METHODS: We conducted an updated systematic review with meta-analysis and Trial Sequential Analysis (TSA) of randomised clinical trials (RCTs), having a clear differentiation (separation) between a higher (liberal) oxygenation and a lower (conservative) oxygenation strategy, on all-cause mortality, serious adverse events (SAEs), quality of life, lung injury, sepsis, and cardiovascular events, at timepoint closest to three months in acutely ill adults.

RESULTS: We included 50 RCTs of 21,014 participants; 36 trials with a total of 20,166 participants contributed data to the analyses.
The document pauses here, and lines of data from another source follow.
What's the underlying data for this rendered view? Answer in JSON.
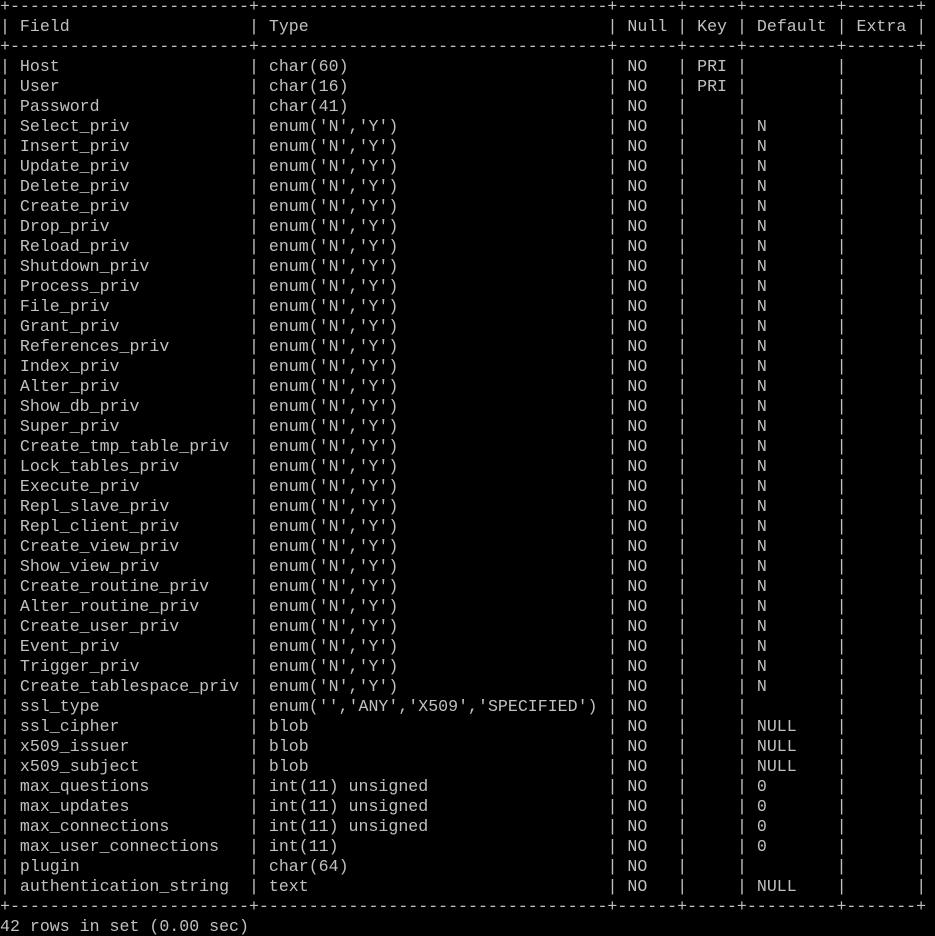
{
  "terminal": {
    "colors": {
      "background": "#000000",
      "foreground": "#c0c0c0"
    },
    "table": {
      "columns": [
        "Field",
        "Type",
        "Null",
        "Key",
        "Default",
        "Extra"
      ],
      "rows": [
        [
          "Host",
          "char(60)",
          "NO",
          "PRI",
          "",
          ""
        ],
        [
          "User",
          "char(16)",
          "NO",
          "PRI",
          "",
          ""
        ],
        [
          "Password",
          "char(41)",
          "NO",
          "",
          "",
          ""
        ],
        [
          "Select_priv",
          "enum('N','Y')",
          "NO",
          "",
          "N",
          ""
        ],
        [
          "Insert_priv",
          "enum('N','Y')",
          "NO",
          "",
          "N",
          ""
        ],
        [
          "Update_priv",
          "enum('N','Y')",
          "NO",
          "",
          "N",
          ""
        ],
        [
          "Delete_priv",
          "enum('N','Y')",
          "NO",
          "",
          "N",
          ""
        ],
        [
          "Create_priv",
          "enum('N','Y')",
          "NO",
          "",
          "N",
          ""
        ],
        [
          "Drop_priv",
          "enum('N','Y')",
          "NO",
          "",
          "N",
          ""
        ],
        [
          "Reload_priv",
          "enum('N','Y')",
          "NO",
          "",
          "N",
          ""
        ],
        [
          "Shutdown_priv",
          "enum('N','Y')",
          "NO",
          "",
          "N",
          ""
        ],
        [
          "Process_priv",
          "enum('N','Y')",
          "NO",
          "",
          "N",
          ""
        ],
        [
          "File_priv",
          "enum('N','Y')",
          "NO",
          "",
          "N",
          ""
        ],
        [
          "Grant_priv",
          "enum('N','Y')",
          "NO",
          "",
          "N",
          ""
        ],
        [
          "References_priv",
          "enum('N','Y')",
          "NO",
          "",
          "N",
          ""
        ],
        [
          "Index_priv",
          "enum('N','Y')",
          "NO",
          "",
          "N",
          ""
        ],
        [
          "Alter_priv",
          "enum('N','Y')",
          "NO",
          "",
          "N",
          ""
        ],
        [
          "Show_db_priv",
          "enum('N','Y')",
          "NO",
          "",
          "N",
          ""
        ],
        [
          "Super_priv",
          "enum('N','Y')",
          "NO",
          "",
          "N",
          ""
        ],
        [
          "Create_tmp_table_priv",
          "enum('N','Y')",
          "NO",
          "",
          "N",
          ""
        ],
        [
          "Lock_tables_priv",
          "enum('N','Y')",
          "NO",
          "",
          "N",
          ""
        ],
        [
          "Execute_priv",
          "enum('N','Y')",
          "NO",
          "",
          "N",
          ""
        ],
        [
          "Repl_slave_priv",
          "enum('N','Y')",
          "NO",
          "",
          "N",
          ""
        ],
        [
          "Repl_client_priv",
          "enum('N','Y')",
          "NO",
          "",
          "N",
          ""
        ],
        [
          "Create_view_priv",
          "enum('N','Y')",
          "NO",
          "",
          "N",
          ""
        ],
        [
          "Show_view_priv",
          "enum('N','Y')",
          "NO",
          "",
          "N",
          ""
        ],
        [
          "Create_routine_priv",
          "enum('N','Y')",
          "NO",
          "",
          "N",
          ""
        ],
        [
          "Alter_routine_priv",
          "enum('N','Y')",
          "NO",
          "",
          "N",
          ""
        ],
        [
          "Create_user_priv",
          "enum('N','Y')",
          "NO",
          "",
          "N",
          ""
        ],
        [
          "Event_priv",
          "enum('N','Y')",
          "NO",
          "",
          "N",
          ""
        ],
        [
          "Trigger_priv",
          "enum('N','Y')",
          "NO",
          "",
          "N",
          ""
        ],
        [
          "Create_tablespace_priv",
          "enum('N','Y')",
          "NO",
          "",
          "N",
          ""
        ],
        [
          "ssl_type",
          "enum('','ANY','X509','SPECIFIED')",
          "NO",
          "",
          "",
          ""
        ],
        [
          "ssl_cipher",
          "blob",
          "NO",
          "",
          "NULL",
          ""
        ],
        [
          "x509_issuer",
          "blob",
          "NO",
          "",
          "NULL",
          ""
        ],
        [
          "x509_subject",
          "blob",
          "NO",
          "",
          "NULL",
          ""
        ],
        [
          "max_questions",
          "int(11) unsigned",
          "NO",
          "",
          "0",
          ""
        ],
        [
          "max_updates",
          "int(11) unsigned",
          "NO",
          "",
          "0",
          ""
        ],
        [
          "max_connections",
          "int(11) unsigned",
          "NO",
          "",
          "0",
          ""
        ],
        [
          "max_user_connections",
          "int(11)",
          "NO",
          "",
          "0",
          ""
        ],
        [
          "plugin",
          "char(64)",
          "NO",
          "",
          "",
          ""
        ],
        [
          "authentication_string",
          "text",
          "NO",
          "",
          "NULL",
          ""
        ]
      ]
    },
    "status_line": "42 rows in set (0.00 sec)"
  }
}
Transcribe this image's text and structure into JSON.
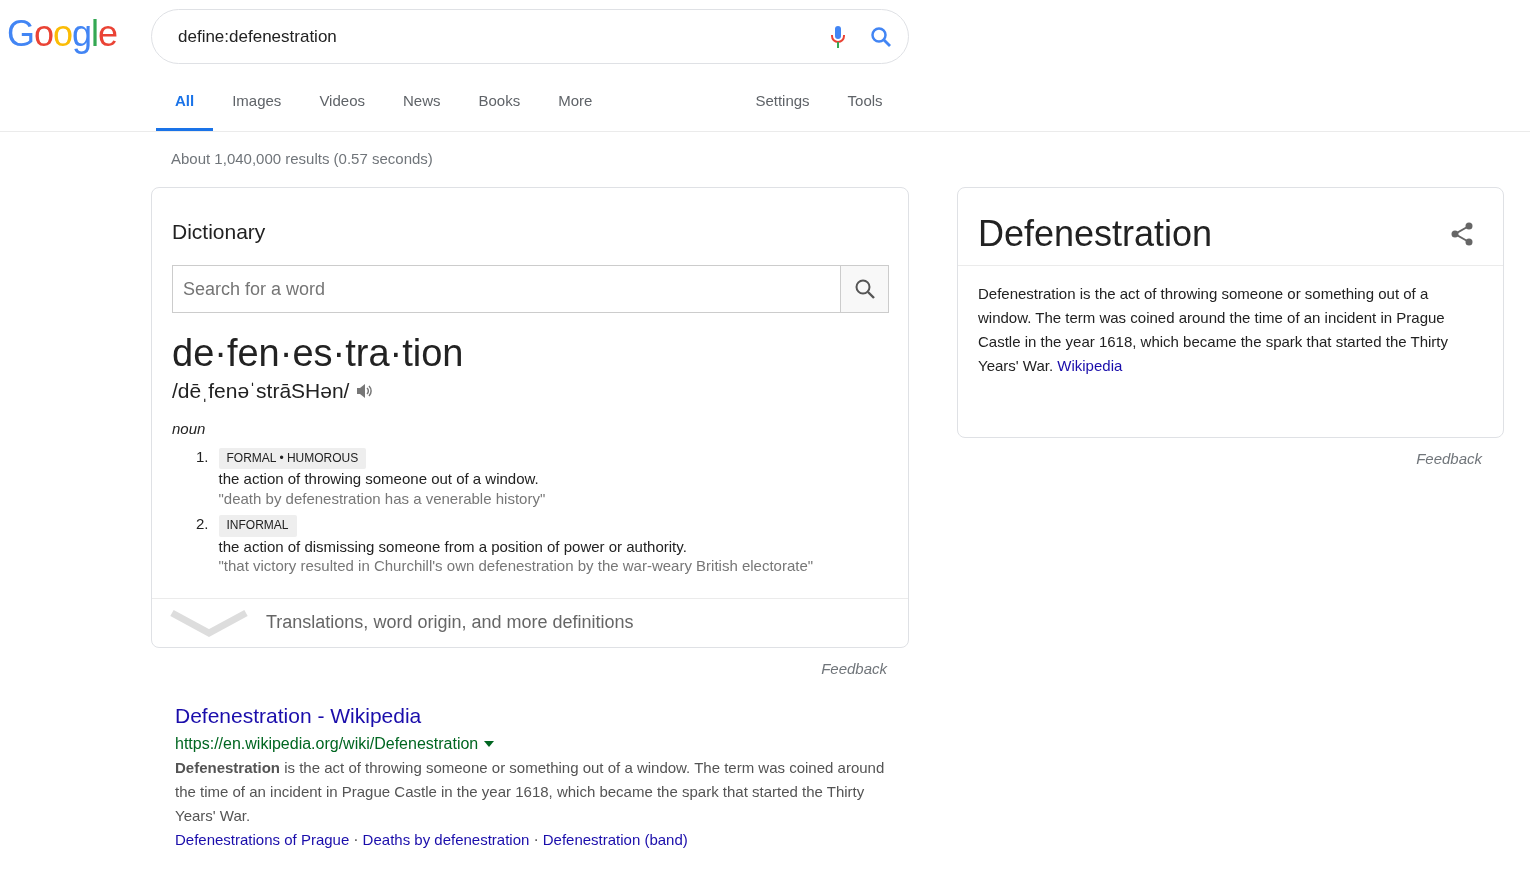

Meta-analysis and TSAs showed no difference between higher and lower oxygenation strategies in trials at overall low risk of bias except for blinding: mortality relative risk (RR) 0.98, 95% confidence interval (CI) 0.89-1.09, TSA-adjusted CI 0.86-1.12 (low certainty evidence); SAEs RR 0.99, 95% CI 0.89-1.12, TSA-adjusted CI 0.83-1.19 (low certainty evidence). The corresponding summary estimates including trials with overall low and high risk of bias showed similar results. We did not find a difference between higher and lower oxygenation strategies in meta-analyses and TSAs regarding quality of life, lung injury, sepsis, and cardiovascular events (very low certainty evidence).

CONCLUSION: We did not find evidence of beneficial or harmful effects of higher versus lower oxygenation strategies in acutely ill adults (low to very low certainty evidence).

OriginalsprogEngelsk
TidsskriftChest
ISSN0012-3692
DOI
StatusE-pub ahead of print - 17 jul. 2020

Bibliografisk note

Copyright © 2020. Published by Elsevier Inc.

ID: 60579081